• _RAW DATA_
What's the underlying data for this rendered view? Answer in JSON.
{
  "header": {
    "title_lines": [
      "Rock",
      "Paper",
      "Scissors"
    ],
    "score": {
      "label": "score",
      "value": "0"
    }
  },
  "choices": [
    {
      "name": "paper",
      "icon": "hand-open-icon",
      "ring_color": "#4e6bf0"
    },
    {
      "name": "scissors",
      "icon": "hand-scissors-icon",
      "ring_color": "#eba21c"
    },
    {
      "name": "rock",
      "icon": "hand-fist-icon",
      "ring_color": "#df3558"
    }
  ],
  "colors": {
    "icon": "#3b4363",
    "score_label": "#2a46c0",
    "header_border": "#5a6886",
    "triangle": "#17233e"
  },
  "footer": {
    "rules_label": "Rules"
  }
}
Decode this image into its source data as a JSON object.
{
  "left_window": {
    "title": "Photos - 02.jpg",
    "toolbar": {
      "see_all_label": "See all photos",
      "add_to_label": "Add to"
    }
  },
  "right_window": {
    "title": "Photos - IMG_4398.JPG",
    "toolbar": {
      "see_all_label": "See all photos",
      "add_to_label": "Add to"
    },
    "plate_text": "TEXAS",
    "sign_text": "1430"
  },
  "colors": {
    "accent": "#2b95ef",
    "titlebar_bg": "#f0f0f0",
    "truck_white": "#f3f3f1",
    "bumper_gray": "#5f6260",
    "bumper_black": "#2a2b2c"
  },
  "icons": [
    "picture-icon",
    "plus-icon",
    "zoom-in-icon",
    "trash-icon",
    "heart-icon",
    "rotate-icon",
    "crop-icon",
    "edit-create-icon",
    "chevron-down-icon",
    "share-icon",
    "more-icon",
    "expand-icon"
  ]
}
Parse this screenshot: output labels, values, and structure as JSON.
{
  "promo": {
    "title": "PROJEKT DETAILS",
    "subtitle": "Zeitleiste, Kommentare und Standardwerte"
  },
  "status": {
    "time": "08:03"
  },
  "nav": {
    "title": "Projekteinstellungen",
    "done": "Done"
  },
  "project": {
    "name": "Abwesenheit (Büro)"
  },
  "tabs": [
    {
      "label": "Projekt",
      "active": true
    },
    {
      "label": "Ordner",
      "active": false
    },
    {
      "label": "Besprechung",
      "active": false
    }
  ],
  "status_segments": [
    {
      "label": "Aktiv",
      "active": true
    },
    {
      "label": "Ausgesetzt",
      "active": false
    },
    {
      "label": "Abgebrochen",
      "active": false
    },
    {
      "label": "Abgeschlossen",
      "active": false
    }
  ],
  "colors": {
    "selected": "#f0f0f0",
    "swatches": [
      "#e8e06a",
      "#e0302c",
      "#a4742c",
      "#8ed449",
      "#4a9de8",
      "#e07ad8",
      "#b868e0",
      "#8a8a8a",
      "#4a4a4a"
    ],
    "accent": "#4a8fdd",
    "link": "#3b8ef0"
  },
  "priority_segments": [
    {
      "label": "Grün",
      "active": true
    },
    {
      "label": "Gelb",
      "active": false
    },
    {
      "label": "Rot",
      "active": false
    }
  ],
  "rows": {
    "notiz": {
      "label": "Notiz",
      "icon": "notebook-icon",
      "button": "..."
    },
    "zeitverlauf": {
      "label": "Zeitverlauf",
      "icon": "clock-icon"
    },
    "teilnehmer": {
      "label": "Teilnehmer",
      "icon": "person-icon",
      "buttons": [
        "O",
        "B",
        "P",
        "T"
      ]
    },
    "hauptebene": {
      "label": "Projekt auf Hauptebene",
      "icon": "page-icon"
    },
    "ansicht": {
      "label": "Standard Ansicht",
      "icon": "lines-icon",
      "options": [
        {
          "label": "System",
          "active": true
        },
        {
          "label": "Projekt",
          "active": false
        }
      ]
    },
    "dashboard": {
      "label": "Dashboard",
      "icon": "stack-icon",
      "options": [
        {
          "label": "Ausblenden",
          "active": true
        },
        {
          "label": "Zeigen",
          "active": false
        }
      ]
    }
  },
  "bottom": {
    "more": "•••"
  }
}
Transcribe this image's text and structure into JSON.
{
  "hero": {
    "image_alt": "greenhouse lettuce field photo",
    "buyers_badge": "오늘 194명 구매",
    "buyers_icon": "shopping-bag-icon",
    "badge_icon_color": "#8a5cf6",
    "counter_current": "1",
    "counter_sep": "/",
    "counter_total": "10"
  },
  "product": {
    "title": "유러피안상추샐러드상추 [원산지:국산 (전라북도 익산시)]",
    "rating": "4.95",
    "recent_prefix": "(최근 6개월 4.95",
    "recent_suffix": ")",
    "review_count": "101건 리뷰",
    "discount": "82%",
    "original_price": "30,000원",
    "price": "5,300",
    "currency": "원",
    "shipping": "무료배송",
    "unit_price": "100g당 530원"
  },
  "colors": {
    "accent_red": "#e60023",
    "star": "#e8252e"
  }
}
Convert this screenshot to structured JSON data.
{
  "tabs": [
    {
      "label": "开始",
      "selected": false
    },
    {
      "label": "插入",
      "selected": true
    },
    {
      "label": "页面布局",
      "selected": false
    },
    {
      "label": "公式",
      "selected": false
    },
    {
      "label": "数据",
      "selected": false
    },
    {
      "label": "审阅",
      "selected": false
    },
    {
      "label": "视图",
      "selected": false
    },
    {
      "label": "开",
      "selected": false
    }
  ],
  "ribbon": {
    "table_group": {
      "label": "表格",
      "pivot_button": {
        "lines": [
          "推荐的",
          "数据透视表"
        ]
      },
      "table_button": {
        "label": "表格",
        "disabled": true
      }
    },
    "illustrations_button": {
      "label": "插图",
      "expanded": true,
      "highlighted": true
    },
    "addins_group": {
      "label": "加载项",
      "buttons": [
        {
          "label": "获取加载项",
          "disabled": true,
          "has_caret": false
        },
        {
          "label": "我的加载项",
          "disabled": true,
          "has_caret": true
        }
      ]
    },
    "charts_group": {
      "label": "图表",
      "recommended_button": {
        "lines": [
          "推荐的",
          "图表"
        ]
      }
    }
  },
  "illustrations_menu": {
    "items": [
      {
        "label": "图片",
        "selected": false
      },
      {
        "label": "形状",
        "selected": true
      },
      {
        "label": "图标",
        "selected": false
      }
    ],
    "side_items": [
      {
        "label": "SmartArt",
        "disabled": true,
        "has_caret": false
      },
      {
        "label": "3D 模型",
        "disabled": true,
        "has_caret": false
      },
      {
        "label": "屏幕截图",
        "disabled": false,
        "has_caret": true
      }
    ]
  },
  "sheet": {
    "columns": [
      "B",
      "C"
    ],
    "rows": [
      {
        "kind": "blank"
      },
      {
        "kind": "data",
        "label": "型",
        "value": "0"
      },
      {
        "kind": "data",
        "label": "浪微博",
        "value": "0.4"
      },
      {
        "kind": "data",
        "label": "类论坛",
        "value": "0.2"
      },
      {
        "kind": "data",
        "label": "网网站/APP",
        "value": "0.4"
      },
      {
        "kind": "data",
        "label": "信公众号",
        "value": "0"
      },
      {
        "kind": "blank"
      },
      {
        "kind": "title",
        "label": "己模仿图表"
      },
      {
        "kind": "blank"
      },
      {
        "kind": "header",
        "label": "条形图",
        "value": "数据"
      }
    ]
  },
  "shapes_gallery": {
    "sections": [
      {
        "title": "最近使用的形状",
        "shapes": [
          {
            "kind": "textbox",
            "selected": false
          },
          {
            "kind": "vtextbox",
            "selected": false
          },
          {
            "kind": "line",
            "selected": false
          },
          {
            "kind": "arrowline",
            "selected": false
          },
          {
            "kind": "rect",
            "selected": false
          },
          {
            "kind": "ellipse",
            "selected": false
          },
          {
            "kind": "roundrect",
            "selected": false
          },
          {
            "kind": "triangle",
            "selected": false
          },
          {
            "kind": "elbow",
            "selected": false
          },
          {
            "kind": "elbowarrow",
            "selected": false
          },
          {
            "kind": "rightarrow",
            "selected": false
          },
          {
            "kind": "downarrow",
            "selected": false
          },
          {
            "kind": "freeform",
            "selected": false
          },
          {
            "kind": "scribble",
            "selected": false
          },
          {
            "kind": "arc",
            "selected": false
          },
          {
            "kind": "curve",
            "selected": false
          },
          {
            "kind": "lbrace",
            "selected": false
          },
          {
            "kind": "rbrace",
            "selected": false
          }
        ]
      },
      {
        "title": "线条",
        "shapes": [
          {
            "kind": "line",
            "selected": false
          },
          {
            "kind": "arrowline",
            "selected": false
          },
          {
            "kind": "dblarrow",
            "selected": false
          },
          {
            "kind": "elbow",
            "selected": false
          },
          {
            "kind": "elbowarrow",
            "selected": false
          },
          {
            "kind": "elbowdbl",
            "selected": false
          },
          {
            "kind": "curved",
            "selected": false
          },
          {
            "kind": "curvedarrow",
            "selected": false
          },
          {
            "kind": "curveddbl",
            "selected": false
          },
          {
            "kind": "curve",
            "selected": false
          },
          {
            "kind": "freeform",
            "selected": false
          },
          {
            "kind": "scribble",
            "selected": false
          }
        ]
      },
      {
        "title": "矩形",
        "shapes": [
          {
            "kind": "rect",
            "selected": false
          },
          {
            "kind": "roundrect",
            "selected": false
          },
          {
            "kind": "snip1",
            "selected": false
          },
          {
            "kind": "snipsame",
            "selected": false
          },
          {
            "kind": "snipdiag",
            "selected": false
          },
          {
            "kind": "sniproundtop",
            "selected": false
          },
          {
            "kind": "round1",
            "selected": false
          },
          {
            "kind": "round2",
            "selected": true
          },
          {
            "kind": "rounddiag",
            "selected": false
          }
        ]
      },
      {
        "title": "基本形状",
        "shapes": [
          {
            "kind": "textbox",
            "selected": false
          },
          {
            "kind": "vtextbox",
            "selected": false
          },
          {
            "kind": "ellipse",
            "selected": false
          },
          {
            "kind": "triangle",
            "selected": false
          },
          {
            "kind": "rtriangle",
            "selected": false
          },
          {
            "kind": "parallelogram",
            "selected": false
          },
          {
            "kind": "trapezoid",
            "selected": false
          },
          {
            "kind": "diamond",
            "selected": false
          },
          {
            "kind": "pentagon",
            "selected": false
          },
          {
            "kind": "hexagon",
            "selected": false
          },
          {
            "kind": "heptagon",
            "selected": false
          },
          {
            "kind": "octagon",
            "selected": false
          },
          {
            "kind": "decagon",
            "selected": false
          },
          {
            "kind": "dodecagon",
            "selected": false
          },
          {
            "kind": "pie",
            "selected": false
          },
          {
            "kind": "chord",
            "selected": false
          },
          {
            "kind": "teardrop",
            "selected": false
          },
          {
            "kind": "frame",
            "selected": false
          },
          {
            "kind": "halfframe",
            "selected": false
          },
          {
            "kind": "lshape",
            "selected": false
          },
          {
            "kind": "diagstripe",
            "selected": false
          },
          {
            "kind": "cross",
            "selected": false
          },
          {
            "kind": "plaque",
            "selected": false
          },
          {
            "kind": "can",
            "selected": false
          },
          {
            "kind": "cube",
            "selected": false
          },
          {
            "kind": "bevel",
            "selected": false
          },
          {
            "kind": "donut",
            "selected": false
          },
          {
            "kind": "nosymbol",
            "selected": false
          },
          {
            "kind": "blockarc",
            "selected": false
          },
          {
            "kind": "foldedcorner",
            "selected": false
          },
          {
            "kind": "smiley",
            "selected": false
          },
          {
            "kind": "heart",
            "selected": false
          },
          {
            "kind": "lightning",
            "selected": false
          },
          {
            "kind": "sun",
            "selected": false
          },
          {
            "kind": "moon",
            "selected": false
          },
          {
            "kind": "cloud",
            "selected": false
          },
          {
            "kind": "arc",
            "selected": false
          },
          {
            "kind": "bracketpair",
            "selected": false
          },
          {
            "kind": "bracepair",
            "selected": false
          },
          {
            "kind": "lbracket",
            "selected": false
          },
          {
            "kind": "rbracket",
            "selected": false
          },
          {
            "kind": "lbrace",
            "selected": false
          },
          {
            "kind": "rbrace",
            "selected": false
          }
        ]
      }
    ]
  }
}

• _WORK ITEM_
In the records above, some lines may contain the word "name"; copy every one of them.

• _SOLUTION TO THIS EXERCISE_
      "name": "paper",
      "name": "scissors",
      "name": "rock",
    "name": "Abwesenheit (Büro)"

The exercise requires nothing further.